When I first toured the University of Florida during my junior year of high school, I was taken in by the beautiful sights and sounds of the campus. I knew immediately that UF was the right place for me.
They told me about the great journalism and communications programs UF offered. What they failed to tell me was the seemingly outdated technology.
When I started out in my Radio 1 class, the booths had been around since (I think) the 1970s, with few upgrades to the hardware. Sure, the software was up-to-date, but I think it would have been a little more enticing to work six hours a week at a nicer looking facility. Still, I put my head down and worked hard, eventually becoming one of the co-anchors on the Front Page Edition of All-Things Considered, a one-hour presentation from Florida’s 89.1 WUFT-FM. Regardless of what its facilities looked like, UF’s Telecommunications program remained one of the top in the country.
Last year, however, the headquarters of the “J-School,” as we so endearingly call it, got a heavy makeover, one that made me wish I was just starting my time at UF so I could fully take advantage of the new facilities for the next four years. Weimer Hall went from dingy and (as my dad phrased it) rotting to sleek, innovative, and forward-thinking, very much at par (and even better!) than the other programs and colleges at the University of Florida.

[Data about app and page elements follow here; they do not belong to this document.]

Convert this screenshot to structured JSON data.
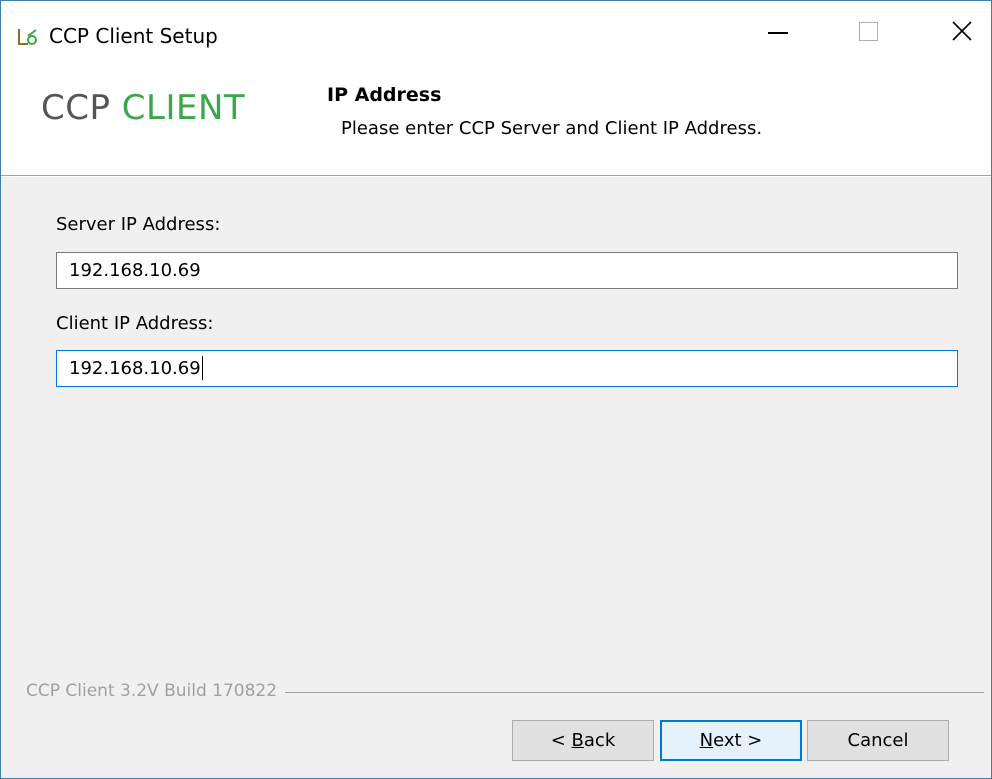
{
  "window": {
    "title": "CCP Client Setup",
    "controls": {
      "minimize": "minimize-icon",
      "maximize": "maximize-icon",
      "close": "close-icon"
    }
  },
  "header": {
    "logo_part1": "CCP",
    "logo_part2": "CLIENT",
    "title": "IP Address",
    "subtitle": "Please enter CCP Server and Client IP Address."
  },
  "form": {
    "server_label": "Server IP Address:",
    "server_value": "192.168.10.69",
    "client_label": "Client IP Address:",
    "client_value": "192.168.10.69"
  },
  "footer": {
    "build": "CCP Client 3.2V Build 170822"
  },
  "buttons": {
    "back_prefix": "< ",
    "back_mnemonic": "B",
    "back_rest": "ack",
    "next_mnemonic": "N",
    "next_rest": "ext >",
    "cancel": "Cancel"
  },
  "colors": {
    "brand_green": "#39a84a",
    "focus_blue": "#0078d7",
    "window_border": "#3c7fb1"
  }
}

There are study rooms with TV screens for communications research, meeting rooms, a brand new paint job and even an area to sit, relax, and drink some coffee. (Each cup is $1.60 from a nifty little machine.)
My favorite change out of this entire operation is the new Integrated Newsroom Facility, better known to us “newsies” as the INF. Previously at Weimer Hall, the radio and television news teams worked almost exclusively. During construction, the barriers were literally broken down, and the walls that divided the two departments ceased to exist. Now, the INF provides the listeners and viewers of WUFT-FM and WUFT-TV, respectively, the best of both worlds. As a matter of fact, I was a guest on Front Page during one of my TV shifts this semester, and I was brought on to have a live discussion about the story I was working on that day. Other times, Front Page will tease First at Five, our TV news show, by previewing what stories viewers would be able to watch that very day.